• _Your objective_
From the records that follow, copy every line that contains the word "arrow".

[Data excerpts]
+-------+
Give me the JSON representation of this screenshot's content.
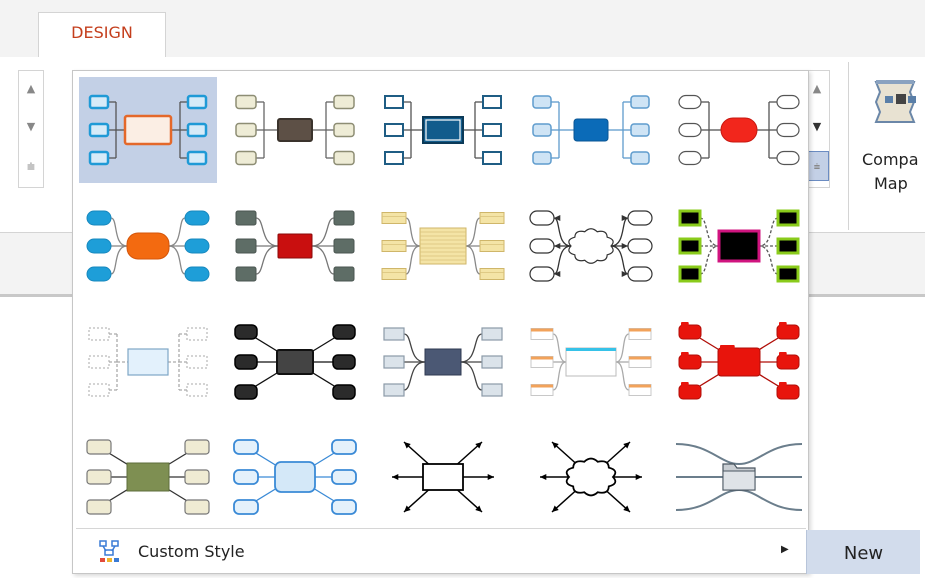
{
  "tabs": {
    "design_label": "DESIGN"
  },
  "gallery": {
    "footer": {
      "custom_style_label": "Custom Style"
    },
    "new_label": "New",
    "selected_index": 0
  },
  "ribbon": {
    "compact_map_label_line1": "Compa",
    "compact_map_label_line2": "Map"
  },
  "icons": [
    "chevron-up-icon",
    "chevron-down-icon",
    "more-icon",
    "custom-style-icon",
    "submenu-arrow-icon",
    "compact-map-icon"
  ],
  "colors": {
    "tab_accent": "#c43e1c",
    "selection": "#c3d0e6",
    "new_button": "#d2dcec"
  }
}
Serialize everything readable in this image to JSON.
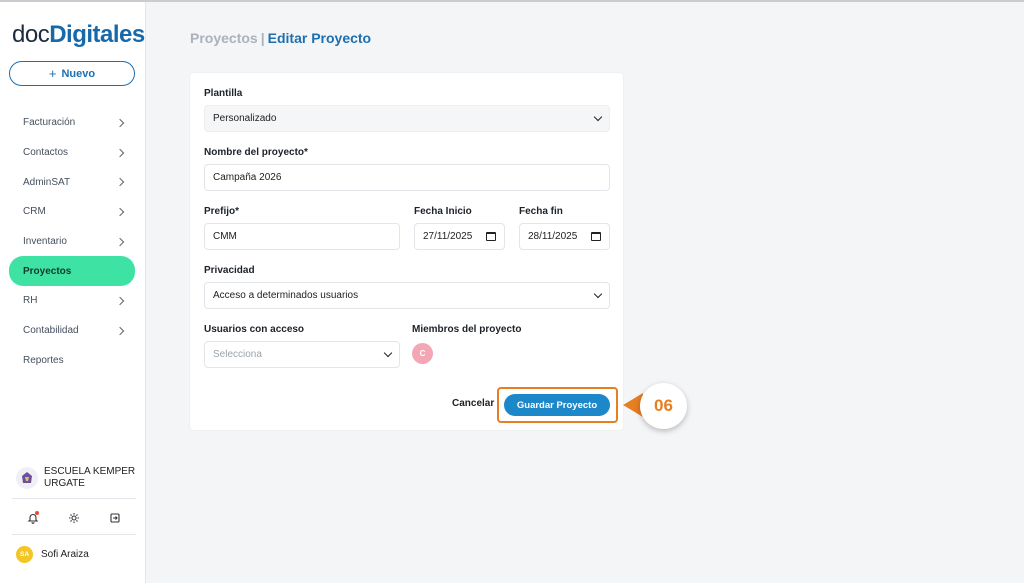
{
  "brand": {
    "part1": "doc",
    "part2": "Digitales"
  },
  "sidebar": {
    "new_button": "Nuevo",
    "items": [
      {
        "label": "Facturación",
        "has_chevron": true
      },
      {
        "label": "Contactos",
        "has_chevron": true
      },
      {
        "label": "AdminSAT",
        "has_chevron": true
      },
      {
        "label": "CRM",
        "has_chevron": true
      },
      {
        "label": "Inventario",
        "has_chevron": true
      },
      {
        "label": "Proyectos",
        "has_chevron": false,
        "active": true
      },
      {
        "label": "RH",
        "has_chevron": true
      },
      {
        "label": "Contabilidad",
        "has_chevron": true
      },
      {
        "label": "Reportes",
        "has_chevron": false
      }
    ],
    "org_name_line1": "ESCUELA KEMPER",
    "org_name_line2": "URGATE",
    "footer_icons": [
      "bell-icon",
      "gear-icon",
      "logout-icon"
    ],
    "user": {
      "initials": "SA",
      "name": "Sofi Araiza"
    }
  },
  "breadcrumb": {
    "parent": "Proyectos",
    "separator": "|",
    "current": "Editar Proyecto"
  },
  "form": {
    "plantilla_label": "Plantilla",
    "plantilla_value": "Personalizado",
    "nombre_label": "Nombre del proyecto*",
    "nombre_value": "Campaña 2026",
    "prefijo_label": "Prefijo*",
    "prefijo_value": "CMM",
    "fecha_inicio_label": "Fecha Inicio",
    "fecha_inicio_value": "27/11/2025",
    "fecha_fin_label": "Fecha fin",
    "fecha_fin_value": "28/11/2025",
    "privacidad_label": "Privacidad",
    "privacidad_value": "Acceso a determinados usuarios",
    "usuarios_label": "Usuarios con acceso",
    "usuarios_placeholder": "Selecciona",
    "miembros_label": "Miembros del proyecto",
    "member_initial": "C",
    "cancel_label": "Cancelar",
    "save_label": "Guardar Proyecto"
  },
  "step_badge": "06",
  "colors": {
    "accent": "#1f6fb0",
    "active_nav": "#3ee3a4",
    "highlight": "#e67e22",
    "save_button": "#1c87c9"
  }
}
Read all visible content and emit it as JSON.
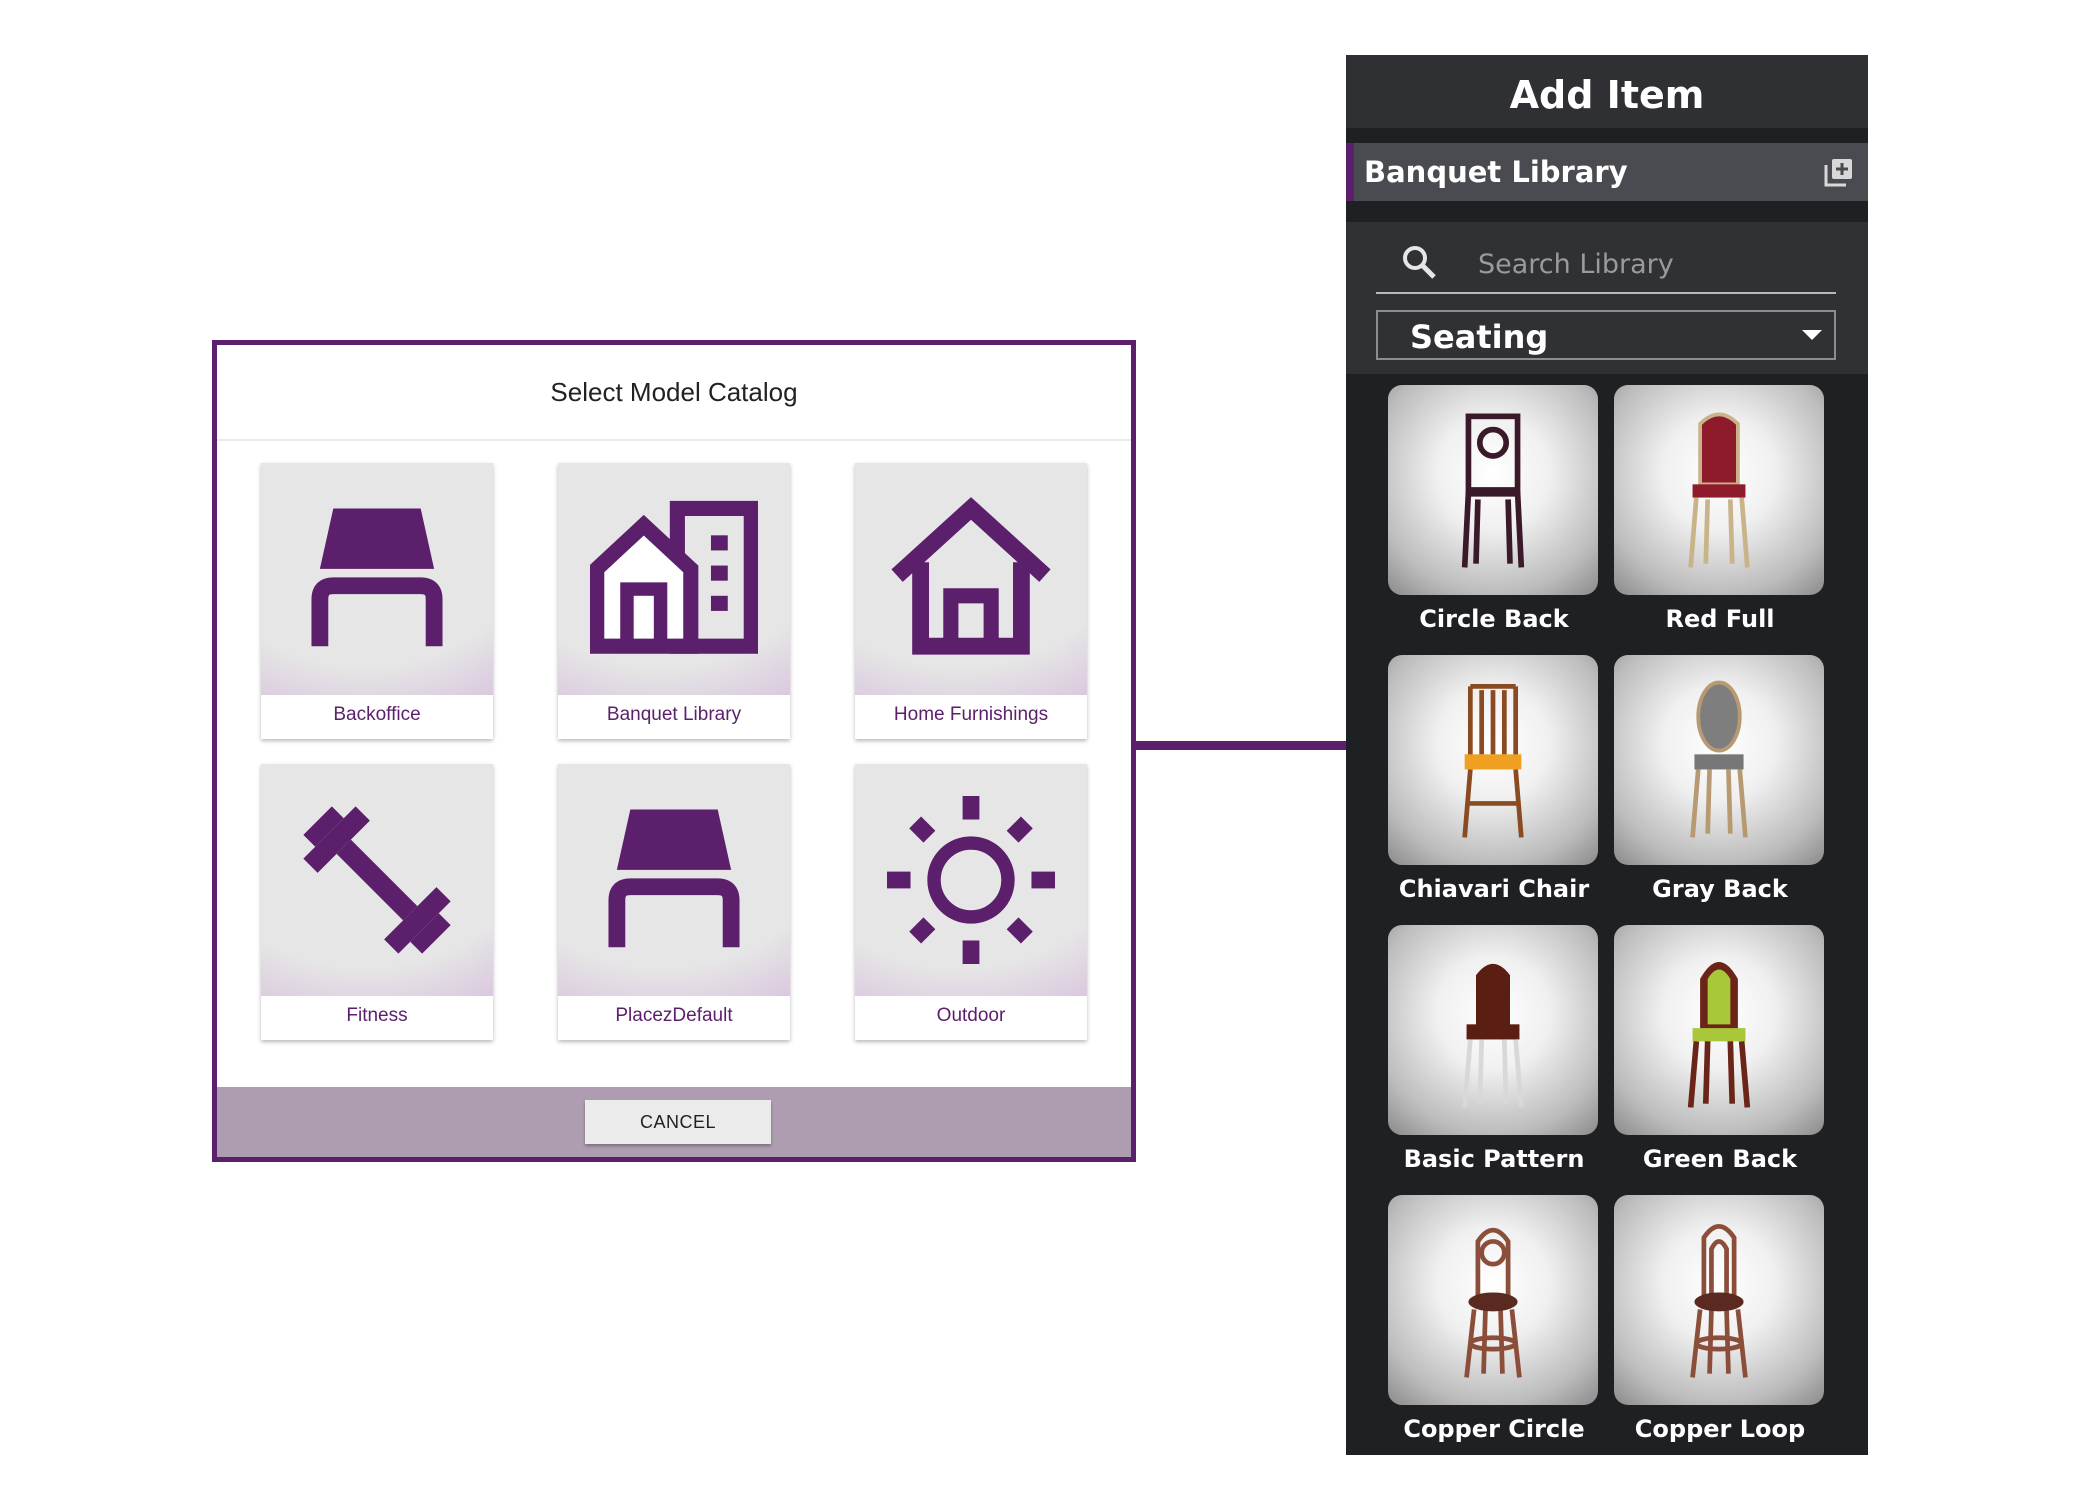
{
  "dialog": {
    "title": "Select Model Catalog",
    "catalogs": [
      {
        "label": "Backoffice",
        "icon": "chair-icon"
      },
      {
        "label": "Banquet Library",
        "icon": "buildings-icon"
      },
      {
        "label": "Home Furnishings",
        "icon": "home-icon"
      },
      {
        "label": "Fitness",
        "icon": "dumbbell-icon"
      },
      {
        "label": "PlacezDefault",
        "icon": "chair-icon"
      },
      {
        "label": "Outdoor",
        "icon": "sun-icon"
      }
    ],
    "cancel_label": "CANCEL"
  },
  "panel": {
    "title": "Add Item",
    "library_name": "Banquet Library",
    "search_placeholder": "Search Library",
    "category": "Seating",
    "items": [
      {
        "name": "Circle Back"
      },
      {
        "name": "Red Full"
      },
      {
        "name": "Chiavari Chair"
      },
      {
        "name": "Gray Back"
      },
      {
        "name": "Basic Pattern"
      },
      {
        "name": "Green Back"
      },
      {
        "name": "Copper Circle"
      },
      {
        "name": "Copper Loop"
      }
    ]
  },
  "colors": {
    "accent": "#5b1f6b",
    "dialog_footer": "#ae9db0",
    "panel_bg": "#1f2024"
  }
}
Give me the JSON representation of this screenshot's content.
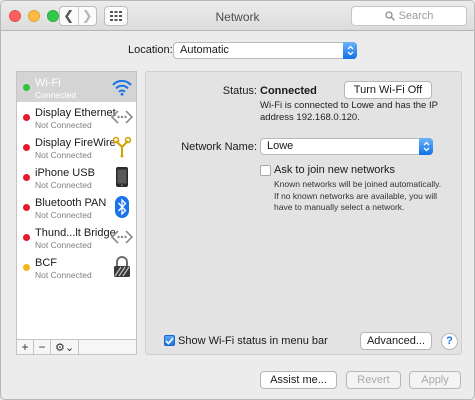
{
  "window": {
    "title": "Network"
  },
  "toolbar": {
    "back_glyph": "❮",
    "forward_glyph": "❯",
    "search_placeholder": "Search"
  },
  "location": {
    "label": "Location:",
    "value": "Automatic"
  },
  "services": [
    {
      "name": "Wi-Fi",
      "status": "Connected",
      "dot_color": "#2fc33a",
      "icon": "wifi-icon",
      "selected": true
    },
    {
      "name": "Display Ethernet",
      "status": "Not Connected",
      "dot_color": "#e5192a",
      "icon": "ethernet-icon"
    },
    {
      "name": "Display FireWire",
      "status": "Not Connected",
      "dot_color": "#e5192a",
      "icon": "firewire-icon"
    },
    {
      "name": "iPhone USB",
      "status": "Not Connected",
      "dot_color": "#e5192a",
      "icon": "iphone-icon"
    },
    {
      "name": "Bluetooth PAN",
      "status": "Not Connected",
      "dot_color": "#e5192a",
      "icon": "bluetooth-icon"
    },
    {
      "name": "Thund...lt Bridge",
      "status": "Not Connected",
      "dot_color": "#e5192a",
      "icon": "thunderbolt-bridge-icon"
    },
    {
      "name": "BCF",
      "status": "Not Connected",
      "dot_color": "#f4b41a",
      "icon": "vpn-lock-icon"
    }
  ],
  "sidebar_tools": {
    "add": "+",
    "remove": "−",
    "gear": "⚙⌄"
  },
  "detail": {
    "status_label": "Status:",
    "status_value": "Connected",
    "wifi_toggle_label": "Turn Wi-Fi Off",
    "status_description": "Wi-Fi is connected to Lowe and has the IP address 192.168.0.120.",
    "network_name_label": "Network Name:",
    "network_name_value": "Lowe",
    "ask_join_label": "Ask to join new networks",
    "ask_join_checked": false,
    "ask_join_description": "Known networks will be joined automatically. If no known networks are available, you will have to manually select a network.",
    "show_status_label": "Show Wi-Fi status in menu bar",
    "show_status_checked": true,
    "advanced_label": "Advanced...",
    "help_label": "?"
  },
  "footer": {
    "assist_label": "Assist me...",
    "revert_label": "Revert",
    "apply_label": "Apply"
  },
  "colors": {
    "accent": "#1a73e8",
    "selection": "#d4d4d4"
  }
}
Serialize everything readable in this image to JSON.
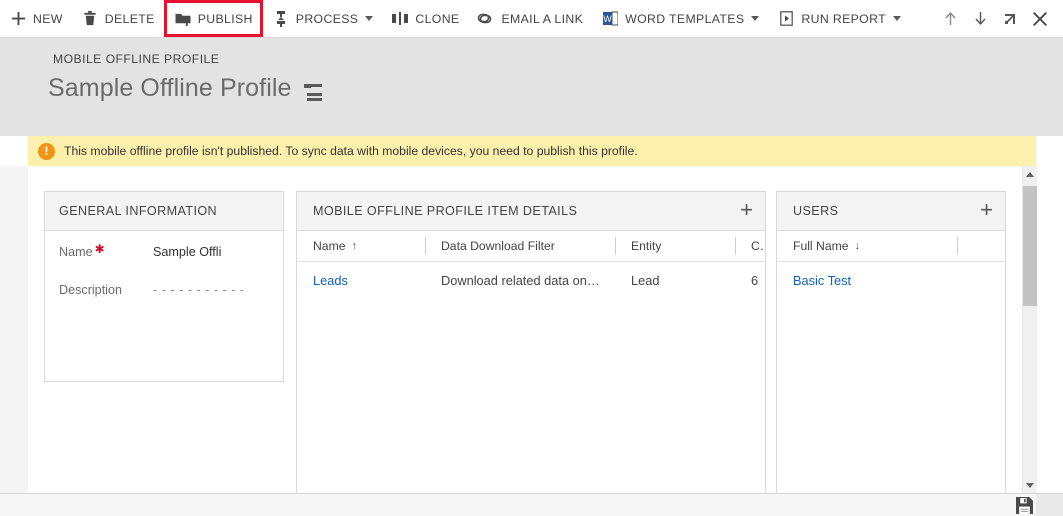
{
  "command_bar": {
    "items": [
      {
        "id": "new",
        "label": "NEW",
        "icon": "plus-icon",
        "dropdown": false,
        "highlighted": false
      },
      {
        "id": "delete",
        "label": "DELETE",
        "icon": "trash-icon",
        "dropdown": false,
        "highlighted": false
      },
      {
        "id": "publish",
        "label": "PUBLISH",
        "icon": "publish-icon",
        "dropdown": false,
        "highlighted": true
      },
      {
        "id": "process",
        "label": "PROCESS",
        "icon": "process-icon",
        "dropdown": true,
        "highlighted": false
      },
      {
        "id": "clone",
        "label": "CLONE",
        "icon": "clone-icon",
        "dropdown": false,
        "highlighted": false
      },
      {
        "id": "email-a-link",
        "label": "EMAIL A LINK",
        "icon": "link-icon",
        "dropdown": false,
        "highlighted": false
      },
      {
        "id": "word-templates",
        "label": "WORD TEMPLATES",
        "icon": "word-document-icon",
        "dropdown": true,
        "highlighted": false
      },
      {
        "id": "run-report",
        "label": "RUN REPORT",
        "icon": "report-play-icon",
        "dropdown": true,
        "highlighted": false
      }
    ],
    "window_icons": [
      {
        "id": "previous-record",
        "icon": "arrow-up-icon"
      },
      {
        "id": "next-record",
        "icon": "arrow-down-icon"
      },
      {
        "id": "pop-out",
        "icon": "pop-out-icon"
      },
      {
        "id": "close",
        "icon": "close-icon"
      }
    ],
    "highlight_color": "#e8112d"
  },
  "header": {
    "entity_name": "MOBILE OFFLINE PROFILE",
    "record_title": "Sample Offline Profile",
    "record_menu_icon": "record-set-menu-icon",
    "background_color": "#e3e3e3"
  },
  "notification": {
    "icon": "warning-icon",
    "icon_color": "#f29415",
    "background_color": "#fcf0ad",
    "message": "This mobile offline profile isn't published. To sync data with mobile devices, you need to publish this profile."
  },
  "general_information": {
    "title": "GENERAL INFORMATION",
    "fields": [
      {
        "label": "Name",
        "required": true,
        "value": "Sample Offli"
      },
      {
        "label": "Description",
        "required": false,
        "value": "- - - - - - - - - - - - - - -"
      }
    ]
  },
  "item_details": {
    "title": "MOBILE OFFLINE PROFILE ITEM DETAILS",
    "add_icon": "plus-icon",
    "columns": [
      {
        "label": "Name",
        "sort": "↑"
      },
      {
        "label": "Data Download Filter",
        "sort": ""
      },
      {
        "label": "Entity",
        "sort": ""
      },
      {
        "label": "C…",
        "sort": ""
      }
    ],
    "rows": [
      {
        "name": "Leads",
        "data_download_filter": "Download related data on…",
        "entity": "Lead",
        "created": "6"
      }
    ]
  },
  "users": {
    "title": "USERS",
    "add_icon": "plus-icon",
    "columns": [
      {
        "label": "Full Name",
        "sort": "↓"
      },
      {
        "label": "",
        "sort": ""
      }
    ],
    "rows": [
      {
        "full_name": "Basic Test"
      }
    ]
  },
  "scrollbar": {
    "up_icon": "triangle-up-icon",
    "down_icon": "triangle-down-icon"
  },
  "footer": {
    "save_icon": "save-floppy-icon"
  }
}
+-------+
• _Response_
    "submenu-arrow-icon",
        "icon": "arrow-up-icon"
        "icon": "arrow-down-icon"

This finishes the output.